Ingrid Leary, Director, New Zealand

Ingrid Leary 
Director, British Council New Zealand

New Zealand, although small and on the other side of the world from the UK, is and will continue to be an important voice on the global stage. In the modern context, this multicultural, developed nation is known for asserting its independent view on important geopolitical issues, and taking a proud and staunch position on matters of freedom of expression, human rights, diversity and inclusion, and women’s equality.

New Zealand’s relationship with the UK was forged many decades ago, and the connections remain clearly visible today. We still share many of the same passions – a love of the arts and culture, delight in beating Australians on the sporting field, and an appreciation of comedy in a similar vein. Our people-to-people connections continue to grow with almost 60,000 young New Zealanders residing in the UK. If the same proportion of the UK population was to relocate, there would be a million young Brits living in New Zealand.

We can see new connections growing roots too, particularly around our two nations’ expanding presence in the South Pacific. New Zealand and the UK share the values of open, fair and transparent societies, as well as a mutual interest in a stable Pacific region – a part of the world facing huge disruption from climate change and a shift in Asia-Pacific geopolitics.

New Zealand is home to some of the world’s largest Pacific communities. Our most populous city, Auckland, is also one of the world’s most ethnically diverse cities, with 42 per cent of its population born outside New Zealand. Now, one in five New Zealanders – around one million people – have Māori or Pasifika (Pacific Islands) heritage, and this demographic trend is growing. Pasifika is part of our cultural DNA, as a people whose home is surrounded on all sides by the Pacific Ocean.

Migration trends over the last 20 years have brought many new communities to New Zealand who do not share ancestry, or necessarily look to the UK for long-term mutual relationships. In this context, the British Council’s work aims to help people from the UK and New Zealand better understand each other so that we can work together to address global challenges. This has been our role over the past seven decades in New Zealand: creating space for the sharing of knowledge, the exchange of ideas, and the free discussion of issues.

It’s work that continues in this edition of Crossing Points, where we look at the multi-dimensional relationship between New Zealand, the Pacific and the UK, the political and historical ties, and the way relationships of trust have been – and continue to be – shaped between our nations.

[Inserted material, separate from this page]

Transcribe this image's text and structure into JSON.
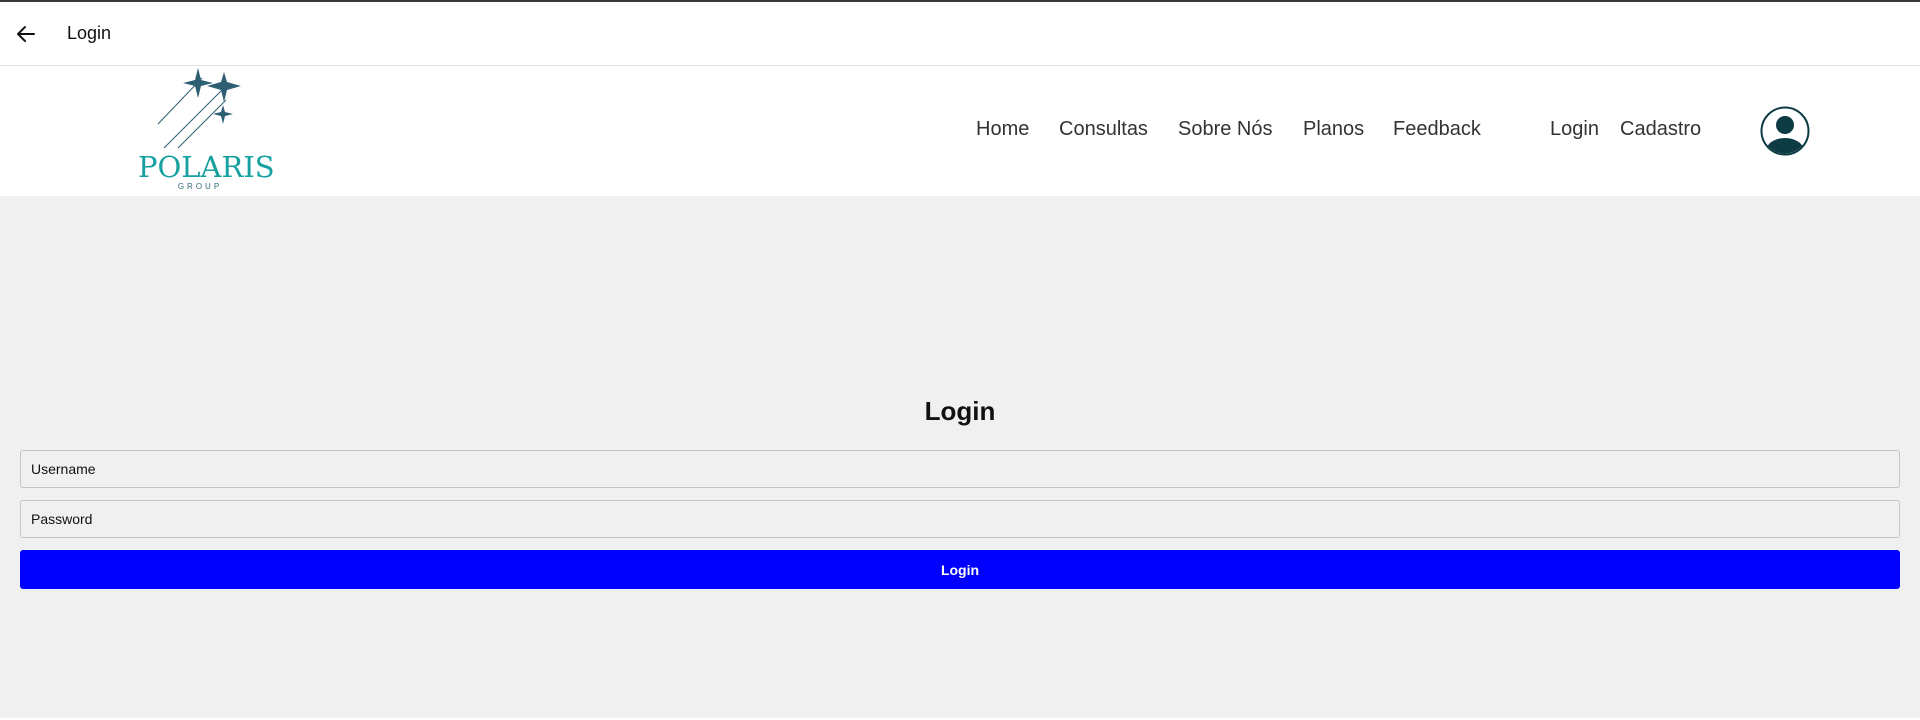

Shared values of social equality, diversity, inclusion, transparent governance and environmental sustainability are hugely valuable in a changing world. But they can’t be taken for granted. No country can stand alone: we are only as strong as the relationships we make beyond our borders. At this time it is especially important that we take stock of those relationships and build strong and lasting connections for the future.